Michael Nachbar is the executive director of Global Online Academy, a pioneering network of schools and educators reimagining learning to empower students and educators to thrive in a globally networked society.

Nachbar is a frequent speaker and workshop facilitator at national and international conferences, and presents on such topics as educational trends impacting schools, modern teaching and learning, and global education. He is an active board member for several education organizations, including the National Association of Independent Schools (NAIS) and Lakeside School (WA). He has also served as a board member of the Mastery Transcript Consortium, Independent School Association Network (ISAnet), Jump! Foundation, and Summer Search.

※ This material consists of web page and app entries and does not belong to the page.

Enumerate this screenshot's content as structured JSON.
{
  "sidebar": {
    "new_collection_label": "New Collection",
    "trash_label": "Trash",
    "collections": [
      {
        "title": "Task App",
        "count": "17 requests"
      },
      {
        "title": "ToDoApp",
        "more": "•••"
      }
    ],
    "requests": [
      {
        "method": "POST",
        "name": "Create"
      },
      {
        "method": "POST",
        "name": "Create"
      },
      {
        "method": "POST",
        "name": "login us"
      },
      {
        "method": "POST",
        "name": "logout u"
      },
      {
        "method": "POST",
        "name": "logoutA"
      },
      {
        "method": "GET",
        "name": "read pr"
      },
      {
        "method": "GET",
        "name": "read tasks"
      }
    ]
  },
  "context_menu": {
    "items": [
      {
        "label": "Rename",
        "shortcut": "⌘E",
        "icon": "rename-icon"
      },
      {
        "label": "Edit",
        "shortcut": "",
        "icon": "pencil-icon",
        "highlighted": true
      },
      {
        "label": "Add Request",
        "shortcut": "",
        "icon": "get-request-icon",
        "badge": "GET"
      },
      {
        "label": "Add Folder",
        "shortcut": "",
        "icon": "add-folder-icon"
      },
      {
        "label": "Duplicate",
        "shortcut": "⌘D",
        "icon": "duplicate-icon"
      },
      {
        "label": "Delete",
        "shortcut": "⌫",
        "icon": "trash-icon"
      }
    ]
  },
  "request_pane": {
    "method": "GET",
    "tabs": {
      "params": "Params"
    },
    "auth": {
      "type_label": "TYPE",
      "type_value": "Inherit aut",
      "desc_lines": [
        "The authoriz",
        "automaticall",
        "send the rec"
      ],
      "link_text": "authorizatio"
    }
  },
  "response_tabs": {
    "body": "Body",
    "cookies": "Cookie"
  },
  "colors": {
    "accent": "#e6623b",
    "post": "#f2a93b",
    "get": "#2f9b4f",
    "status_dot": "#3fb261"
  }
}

He holds bachelor’s degrees in English and psychology from Indiana University, and he earned a master’s in education leadership through the Klingenstein Center at Columbia University’s Teachers College. He began his teaching career as a Teach For America corps member.